Try it:
The copy you give must match the records exactly, except that it holds no images.

Records:
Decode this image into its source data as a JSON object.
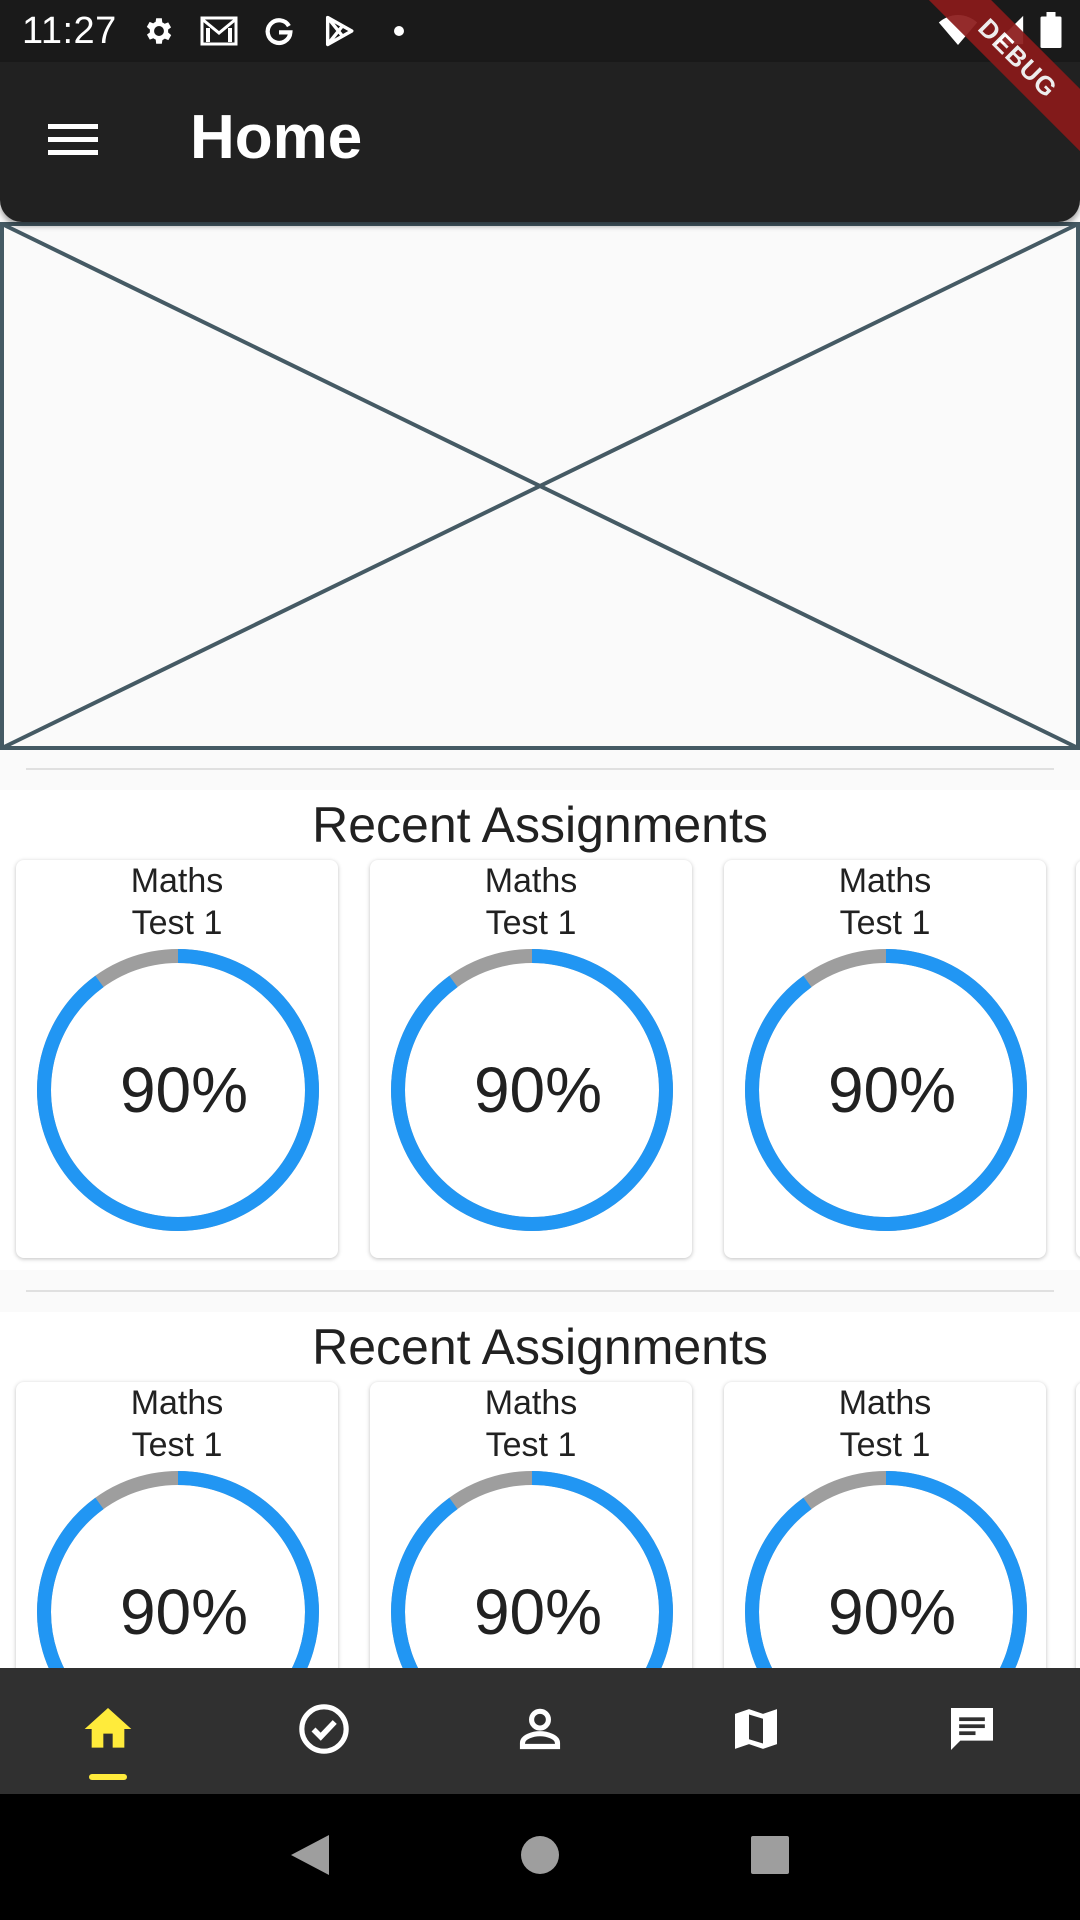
{
  "status_bar": {
    "time": "11:27",
    "left_icons": [
      "settings-icon",
      "gmail-icon",
      "google-icon",
      "play-store-icon",
      "dot-icon"
    ],
    "right_icons": [
      "wifi-icon",
      "signal-icon",
      "battery-icon"
    ]
  },
  "debug_banner": "DEBUG",
  "app_bar": {
    "title": "Home",
    "menu_icon": "menu-icon"
  },
  "sections": [
    {
      "title": "Recent Assignments",
      "cards": [
        {
          "subject": "Maths",
          "name": "Test 1",
          "score_label": "90%",
          "score": 0.9
        },
        {
          "subject": "Maths",
          "name": "Test 1",
          "score_label": "90%",
          "score": 0.9
        },
        {
          "subject": "Maths",
          "name": "Test 1",
          "score_label": "90%",
          "score": 0.9
        }
      ]
    },
    {
      "title": "Recent Assignments",
      "cards": [
        {
          "subject": "Maths",
          "name": "Test 1",
          "score_label": "90%",
          "score": 0.9
        },
        {
          "subject": "Maths",
          "name": "Test 1",
          "score_label": "90%",
          "score": 0.9
        },
        {
          "subject": "Maths",
          "name": "Test 1",
          "score_label": "90%",
          "score": 0.9
        }
      ]
    }
  ],
  "bottom_nav": {
    "items": [
      {
        "icon": "home-icon",
        "active": true
      },
      {
        "icon": "check-circle-icon",
        "active": false
      },
      {
        "icon": "person-icon",
        "active": false
      },
      {
        "icon": "map-icon",
        "active": false
      },
      {
        "icon": "chat-icon",
        "active": false
      }
    ]
  },
  "system_nav": [
    "back-icon",
    "home-circle-icon",
    "recents-icon"
  ],
  "colors": {
    "app_bar": "#212121",
    "progress": "#2196f3",
    "track": "#9e9e9e",
    "active_nav": "#ffeb3b",
    "bottom_nav": "#303030",
    "placeholder_stroke": "#455a64"
  }
}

Answer box:
Decode this image into its source data as a JSON object.
{
  "status_bar": {
    "time": "11:27",
    "left_icons": [
      "settings-icon",
      "gmail-icon",
      "google-icon",
      "play-store-icon",
      "dot-icon"
    ],
    "right_icons": [
      "wifi-icon",
      "signal-icon",
      "battery-icon"
    ]
  },
  "debug_banner": "DEBUG",
  "app_bar": {
    "title": "Home",
    "menu_icon": "menu-icon"
  },
  "sections": [
    {
      "title": "Recent Assignments",
      "cards": [
        {
          "subject": "Maths",
          "name": "Test 1",
          "score_label": "90%",
          "score": 0.9
        },
        {
          "subject": "Maths",
          "name": "Test 1",
          "score_label": "90%",
          "score": 0.9
        },
        {
          "subject": "Maths",
          "name": "Test 1",
          "score_label": "90%",
          "score": 0.9
        }
      ]
    },
    {
      "title": "Recent Assignments",
      "cards": [
        {
          "subject": "Maths",
          "name": "Test 1",
          "score_label": "90%",
          "score": 0.9
        },
        {
          "subject": "Maths",
          "name": "Test 1",
          "score_label": "90%",
          "score": 0.9
        },
        {
          "subject": "Maths",
          "name": "Test 1",
          "score_label": "90%",
          "score": 0.9
        }
      ]
    }
  ],
  "bottom_nav": {
    "items": [
      {
        "icon": "home-icon",
        "active": true
      },
      {
        "icon": "check-circle-icon",
        "active": false
      },
      {
        "icon": "person-icon",
        "active": false
      },
      {
        "icon": "map-icon",
        "active": false
      },
      {
        "icon": "chat-icon",
        "active": false
      }
    ]
  },
  "system_nav": [
    "back-icon",
    "home-circle-icon",
    "recents-icon"
  ],
  "colors": {
    "app_bar": "#212121",
    "progress": "#2196f3",
    "track": "#9e9e9e",
    "active_nav": "#ffeb3b",
    "bottom_nav": "#303030",
    "placeholder_stroke": "#455a64"
  }
}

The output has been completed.